[Problem statement] When you copy the entries, keep every word exactly as it stands.

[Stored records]
Content starts

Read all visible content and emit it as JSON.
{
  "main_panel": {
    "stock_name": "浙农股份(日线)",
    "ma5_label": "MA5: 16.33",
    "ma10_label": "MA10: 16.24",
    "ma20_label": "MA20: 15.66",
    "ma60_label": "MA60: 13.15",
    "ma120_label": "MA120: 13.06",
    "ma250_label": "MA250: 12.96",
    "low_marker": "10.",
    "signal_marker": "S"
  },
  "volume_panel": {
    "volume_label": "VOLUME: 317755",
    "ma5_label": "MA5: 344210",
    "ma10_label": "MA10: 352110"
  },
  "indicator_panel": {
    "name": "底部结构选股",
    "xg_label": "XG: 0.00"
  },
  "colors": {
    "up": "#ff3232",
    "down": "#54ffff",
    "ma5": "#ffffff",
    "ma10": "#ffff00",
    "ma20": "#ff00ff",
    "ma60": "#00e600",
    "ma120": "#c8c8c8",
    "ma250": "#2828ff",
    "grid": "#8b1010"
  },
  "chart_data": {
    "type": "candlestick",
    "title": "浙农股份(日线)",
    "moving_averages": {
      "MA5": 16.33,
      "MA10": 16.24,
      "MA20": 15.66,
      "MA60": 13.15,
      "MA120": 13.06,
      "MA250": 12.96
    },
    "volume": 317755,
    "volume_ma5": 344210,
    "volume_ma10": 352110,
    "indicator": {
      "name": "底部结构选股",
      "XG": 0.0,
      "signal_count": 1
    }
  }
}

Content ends

[Result]
Read all visible content and emit it as JSON.
{
  "main_panel": {
    "stock_name": "浙农股份(日线)",
    "ma5_label": "MA5: 16.33",
    "ma10_label": "MA10: 16.24",
    "ma20_label": "MA20: 15.66",
    "ma60_label": "MA60: 13.15",
    "ma120_label": "MA120: 13.06",
    "ma250_label": "MA250: 12.96",
    "low_marker": "10.",
    "signal_marker": "S"
  },
  "volume_panel": {
    "volume_label": "VOLUME: 317755",
    "ma5_label": "MA5: 344210",
    "ma10_label": "MA10: 352110"
  },
  "indicator_panel": {
    "name": "底部结构选股",
    "xg_label": "XG: 0.00"
  },
  "colors": {
    "up": "#ff3232",
    "down": "#54ffff",
    "ma5": "#ffffff",
    "ma10": "#ffff00",
    "ma20": "#ff00ff",
    "ma60": "#00e600",
    "ma120": "#c8c8c8",
    "ma250": "#2828ff",
    "grid": "#8b1010"
  },
  "chart_data": {
    "type": "candlestick",
    "title": "浙农股份(日线)",
    "moving_averages": {
      "MA5": 16.33,
      "MA10": 16.24,
      "MA20": 15.66,
      "MA60": 13.15,
      "MA120": 13.06,
      "MA250": 12.96
    },
    "volume": 317755,
    "volume_ma5": 344210,
    "volume_ma10": 352110,
    "indicator": {
      "name": "底部结构选股",
      "XG": 0.0,
      "signal_count": 1
    }
  }
}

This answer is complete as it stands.